She asked several questions to which I managed a sobbing “no” in reply. Had Betty died, did something happen to Todd, were Todd and I in a fight. Finally I took a deep breath and told her I had a growth on my thyroid and the doctor mentioned it may be cancer.
Being the good mom she is my nerves were calmed in no time. So I hung up and tried calling out to the grandparents’ house again. This time I made it through and told Todd what the doctor had said. The family was so immersed in cancer at the time that it made him physically ill.
His mother called my doctor to get more information. Poor guy. He felt horrible when he heard what all we were going through at the time and how the mention of cancer – however remote the possibility – had frazzled me.
So began the myriad of tests to determine whether it was a benign goiter or a malignancy or something else. Each test came back inconclusive which meant another test and then another. I think I had at least four different tests. The morning we were getting ready for the last of them my father-in-law called to let us know his mother had passed away. I believe it was 11 days after her husband.
It was finally decided that I needed to have the right side of my thyroid removed and a biopsy performed. Thankfully the results were negative. It was just a plain old, run of the mill goiter.
For years I didn’t have to take any medicine as the left side seemed to function just fine. Then one day while sitting at the counter at my folks’ house (they had since moved to Arkansas) my mom commented on my swollen neck. I hadn’t even noticed, but after she said that I realized I did have a bump to the left of center where my thyroid is.
quack doctor at that time said I’d have to have the other half removed without even running any tests and scheduled me to meet with a surgeon. Todd called my gynecologist and told him what was going on and he was not happy with my doctor. He sent me to his surgeon who ran some blood work and performed a sonogram. He decided I didn’t need surgery, I needed an endocrinologist.

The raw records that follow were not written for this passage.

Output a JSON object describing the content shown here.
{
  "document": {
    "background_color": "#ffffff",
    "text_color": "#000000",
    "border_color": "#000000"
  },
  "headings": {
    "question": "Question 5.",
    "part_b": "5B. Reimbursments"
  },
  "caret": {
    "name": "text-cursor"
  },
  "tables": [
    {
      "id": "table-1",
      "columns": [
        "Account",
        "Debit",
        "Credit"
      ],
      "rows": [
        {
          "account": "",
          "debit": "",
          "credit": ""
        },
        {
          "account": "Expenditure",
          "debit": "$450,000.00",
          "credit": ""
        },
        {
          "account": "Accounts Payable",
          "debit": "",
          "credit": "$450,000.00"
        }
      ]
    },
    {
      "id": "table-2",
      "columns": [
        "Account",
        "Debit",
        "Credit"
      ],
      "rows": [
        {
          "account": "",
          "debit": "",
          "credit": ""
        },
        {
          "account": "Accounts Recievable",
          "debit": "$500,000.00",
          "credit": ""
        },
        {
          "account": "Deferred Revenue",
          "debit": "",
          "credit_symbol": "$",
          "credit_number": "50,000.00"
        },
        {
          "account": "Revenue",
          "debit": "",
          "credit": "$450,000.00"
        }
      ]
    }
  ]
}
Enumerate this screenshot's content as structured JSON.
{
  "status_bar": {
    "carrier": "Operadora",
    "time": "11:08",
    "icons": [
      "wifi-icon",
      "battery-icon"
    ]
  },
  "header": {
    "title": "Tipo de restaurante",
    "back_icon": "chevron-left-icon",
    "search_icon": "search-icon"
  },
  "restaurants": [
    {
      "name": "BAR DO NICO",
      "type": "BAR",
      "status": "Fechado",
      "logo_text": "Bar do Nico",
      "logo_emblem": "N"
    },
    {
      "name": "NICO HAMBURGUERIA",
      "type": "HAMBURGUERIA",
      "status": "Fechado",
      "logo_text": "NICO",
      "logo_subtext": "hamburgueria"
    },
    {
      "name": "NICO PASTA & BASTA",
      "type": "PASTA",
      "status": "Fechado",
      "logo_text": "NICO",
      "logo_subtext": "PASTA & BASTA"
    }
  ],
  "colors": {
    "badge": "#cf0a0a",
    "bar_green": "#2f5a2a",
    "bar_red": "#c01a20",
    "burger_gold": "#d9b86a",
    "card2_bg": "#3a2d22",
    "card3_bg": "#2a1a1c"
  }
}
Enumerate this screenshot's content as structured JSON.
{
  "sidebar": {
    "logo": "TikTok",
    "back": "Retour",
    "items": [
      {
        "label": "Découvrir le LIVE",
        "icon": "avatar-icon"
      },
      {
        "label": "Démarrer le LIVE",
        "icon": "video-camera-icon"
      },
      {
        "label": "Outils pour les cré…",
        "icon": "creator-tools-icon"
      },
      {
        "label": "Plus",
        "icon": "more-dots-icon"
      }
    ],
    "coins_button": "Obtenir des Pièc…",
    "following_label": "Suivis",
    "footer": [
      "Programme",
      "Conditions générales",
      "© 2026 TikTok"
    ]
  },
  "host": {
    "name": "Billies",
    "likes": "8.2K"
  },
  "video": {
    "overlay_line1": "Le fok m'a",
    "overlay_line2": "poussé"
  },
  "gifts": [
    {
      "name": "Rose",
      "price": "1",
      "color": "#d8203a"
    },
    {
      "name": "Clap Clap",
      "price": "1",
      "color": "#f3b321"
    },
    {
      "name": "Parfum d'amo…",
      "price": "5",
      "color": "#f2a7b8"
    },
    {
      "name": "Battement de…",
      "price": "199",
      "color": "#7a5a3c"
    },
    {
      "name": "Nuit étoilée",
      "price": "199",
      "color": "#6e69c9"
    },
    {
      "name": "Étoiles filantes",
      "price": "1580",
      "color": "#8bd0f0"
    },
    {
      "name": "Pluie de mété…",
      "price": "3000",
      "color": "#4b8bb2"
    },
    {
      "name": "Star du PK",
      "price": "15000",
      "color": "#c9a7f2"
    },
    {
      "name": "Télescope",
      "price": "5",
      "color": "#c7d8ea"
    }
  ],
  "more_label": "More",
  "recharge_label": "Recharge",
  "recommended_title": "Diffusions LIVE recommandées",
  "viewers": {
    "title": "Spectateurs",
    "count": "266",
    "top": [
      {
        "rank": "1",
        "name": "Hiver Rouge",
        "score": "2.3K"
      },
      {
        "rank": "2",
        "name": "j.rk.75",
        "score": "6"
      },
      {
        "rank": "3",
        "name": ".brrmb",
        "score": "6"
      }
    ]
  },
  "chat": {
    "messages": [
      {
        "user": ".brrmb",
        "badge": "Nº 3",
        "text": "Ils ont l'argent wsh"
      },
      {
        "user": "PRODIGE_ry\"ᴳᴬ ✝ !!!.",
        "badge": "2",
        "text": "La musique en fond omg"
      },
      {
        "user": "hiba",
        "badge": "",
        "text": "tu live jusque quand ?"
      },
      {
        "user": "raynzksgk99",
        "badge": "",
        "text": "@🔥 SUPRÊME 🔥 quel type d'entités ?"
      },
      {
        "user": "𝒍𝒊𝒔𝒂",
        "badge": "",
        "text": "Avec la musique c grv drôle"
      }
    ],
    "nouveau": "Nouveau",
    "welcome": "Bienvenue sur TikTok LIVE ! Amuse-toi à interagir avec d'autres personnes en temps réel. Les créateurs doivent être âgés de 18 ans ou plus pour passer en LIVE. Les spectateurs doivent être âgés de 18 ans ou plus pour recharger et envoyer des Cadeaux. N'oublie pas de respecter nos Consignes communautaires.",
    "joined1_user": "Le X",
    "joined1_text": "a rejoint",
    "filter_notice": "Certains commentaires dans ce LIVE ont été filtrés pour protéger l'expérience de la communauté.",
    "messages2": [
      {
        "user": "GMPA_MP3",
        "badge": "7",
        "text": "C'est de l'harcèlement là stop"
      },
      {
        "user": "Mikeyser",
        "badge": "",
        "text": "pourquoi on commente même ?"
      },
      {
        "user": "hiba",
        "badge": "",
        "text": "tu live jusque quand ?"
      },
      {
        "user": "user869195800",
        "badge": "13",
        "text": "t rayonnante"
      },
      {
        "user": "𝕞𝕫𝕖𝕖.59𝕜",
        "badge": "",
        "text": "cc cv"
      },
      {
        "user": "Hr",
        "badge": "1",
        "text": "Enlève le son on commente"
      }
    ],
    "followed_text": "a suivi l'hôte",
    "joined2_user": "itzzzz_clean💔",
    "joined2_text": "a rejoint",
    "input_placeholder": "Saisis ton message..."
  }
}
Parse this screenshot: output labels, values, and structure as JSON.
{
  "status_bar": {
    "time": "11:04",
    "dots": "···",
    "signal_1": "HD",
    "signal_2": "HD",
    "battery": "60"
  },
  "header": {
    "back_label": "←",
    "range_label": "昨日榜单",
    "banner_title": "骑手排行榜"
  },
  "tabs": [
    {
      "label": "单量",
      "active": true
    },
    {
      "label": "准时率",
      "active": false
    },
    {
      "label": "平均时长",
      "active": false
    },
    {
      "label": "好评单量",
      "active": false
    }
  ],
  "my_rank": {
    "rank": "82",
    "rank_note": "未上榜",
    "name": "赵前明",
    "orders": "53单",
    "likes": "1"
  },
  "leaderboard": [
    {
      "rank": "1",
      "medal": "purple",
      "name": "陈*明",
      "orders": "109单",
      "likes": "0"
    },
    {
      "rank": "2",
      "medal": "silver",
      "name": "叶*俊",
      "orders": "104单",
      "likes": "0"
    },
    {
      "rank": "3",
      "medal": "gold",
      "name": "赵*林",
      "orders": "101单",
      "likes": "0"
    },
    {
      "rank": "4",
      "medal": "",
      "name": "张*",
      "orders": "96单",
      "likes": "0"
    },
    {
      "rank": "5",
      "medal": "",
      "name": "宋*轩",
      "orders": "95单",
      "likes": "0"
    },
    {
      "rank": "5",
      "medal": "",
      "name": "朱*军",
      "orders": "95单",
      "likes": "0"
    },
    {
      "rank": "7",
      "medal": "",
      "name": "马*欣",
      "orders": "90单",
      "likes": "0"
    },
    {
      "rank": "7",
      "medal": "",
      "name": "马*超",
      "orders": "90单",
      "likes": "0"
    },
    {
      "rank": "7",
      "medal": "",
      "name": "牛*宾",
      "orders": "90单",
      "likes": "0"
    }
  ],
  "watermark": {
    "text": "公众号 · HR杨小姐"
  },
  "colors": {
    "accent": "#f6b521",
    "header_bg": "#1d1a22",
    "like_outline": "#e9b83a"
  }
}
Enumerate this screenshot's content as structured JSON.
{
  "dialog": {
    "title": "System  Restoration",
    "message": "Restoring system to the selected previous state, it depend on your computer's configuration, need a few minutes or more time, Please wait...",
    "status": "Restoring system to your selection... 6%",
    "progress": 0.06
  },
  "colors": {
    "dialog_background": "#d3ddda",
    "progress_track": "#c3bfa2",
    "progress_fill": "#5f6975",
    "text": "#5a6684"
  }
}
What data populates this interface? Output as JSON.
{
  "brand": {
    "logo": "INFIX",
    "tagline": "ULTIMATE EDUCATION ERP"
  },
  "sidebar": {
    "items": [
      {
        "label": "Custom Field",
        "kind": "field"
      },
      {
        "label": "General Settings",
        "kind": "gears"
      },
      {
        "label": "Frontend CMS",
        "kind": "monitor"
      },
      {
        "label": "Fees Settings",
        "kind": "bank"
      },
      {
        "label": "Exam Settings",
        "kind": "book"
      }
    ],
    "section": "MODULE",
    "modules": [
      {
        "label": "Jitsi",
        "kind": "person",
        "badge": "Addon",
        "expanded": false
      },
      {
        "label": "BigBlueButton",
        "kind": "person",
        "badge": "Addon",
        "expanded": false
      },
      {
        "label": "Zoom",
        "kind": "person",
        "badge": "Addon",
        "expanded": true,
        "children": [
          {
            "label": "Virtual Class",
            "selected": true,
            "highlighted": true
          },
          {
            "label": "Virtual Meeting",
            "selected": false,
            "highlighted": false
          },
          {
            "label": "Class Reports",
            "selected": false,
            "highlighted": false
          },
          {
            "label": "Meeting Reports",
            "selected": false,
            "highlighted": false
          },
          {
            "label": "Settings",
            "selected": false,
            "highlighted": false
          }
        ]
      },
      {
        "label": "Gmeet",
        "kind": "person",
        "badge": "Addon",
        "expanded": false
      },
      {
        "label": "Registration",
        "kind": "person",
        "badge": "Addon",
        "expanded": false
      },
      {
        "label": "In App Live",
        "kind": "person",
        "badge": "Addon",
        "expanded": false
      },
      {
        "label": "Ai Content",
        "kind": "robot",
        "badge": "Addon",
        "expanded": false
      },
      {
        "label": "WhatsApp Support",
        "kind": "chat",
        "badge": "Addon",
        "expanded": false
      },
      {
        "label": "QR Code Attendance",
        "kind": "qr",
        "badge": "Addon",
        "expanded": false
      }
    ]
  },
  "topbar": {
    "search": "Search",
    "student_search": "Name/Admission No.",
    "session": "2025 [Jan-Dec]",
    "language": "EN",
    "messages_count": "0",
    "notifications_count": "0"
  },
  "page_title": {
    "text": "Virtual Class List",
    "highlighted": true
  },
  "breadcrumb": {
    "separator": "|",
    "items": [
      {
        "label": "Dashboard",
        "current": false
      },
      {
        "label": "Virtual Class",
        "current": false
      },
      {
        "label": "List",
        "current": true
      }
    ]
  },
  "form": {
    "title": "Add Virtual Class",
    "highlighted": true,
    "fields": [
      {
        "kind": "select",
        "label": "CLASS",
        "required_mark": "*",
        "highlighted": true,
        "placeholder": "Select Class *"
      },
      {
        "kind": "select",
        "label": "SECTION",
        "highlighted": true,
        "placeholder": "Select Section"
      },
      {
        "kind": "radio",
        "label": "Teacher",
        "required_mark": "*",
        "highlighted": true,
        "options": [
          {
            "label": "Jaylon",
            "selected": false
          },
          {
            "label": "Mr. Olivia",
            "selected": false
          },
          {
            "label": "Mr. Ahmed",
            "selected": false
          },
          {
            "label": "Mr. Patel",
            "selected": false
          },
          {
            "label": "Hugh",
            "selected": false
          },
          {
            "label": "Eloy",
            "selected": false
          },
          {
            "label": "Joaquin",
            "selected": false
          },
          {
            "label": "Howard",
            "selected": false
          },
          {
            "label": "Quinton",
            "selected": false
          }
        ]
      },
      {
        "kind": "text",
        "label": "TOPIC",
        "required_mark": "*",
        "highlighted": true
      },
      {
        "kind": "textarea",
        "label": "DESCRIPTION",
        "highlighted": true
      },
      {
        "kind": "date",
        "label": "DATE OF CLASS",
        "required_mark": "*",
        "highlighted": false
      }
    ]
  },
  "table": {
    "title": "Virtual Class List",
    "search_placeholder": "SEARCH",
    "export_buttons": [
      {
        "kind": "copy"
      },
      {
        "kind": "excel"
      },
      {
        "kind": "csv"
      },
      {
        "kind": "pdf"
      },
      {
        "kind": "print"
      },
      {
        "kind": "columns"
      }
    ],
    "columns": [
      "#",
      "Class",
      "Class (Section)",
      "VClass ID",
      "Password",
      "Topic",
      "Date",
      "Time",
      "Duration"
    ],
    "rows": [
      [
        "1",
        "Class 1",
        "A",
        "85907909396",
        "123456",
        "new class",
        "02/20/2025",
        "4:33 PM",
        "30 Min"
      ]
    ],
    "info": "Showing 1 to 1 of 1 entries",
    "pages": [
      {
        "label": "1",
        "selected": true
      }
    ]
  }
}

So we were referred to the Nutty Professor – the best endocrinologist to ever have walked the face of the earth (though I know Radioactive Girl will disagree with me). He diagnosed me with Hashimoto’s Syndrome. My thyroid levels were all within normal limits, but my half a thyroid was working so hard to keep it that way it had become swollen. So now I take synthetic thyroid to keep my levels up without taxing the left side.
In addition to the Hashimoto’s Syndrome I also have nodules, the largest of which is 1 cm. Some of them have a bit of calcification, but they’ve been that way for the last ten years. Still, given my history and the fact that breast cancer can spread to the thyroid, the doctor and I decided it would be a good idea to have a biopsy.
Is it just me, or does the thought of somebody jabbing a long needle into my neck sound icky?
Every time I have my thyroid levels checked I wish against wish and hope against hope they will be low, giving me a great excuse for not losing weight. Never, ever, ever has my wish or hope been granted. In an effort to combat my fatigue, however, she did increase my medication up to the next dosage today. Now I have visions of having all kinds of energy, living in a perfectly clean house, losing weight and realizing my dream of looking great in my swimsuit this coming summer.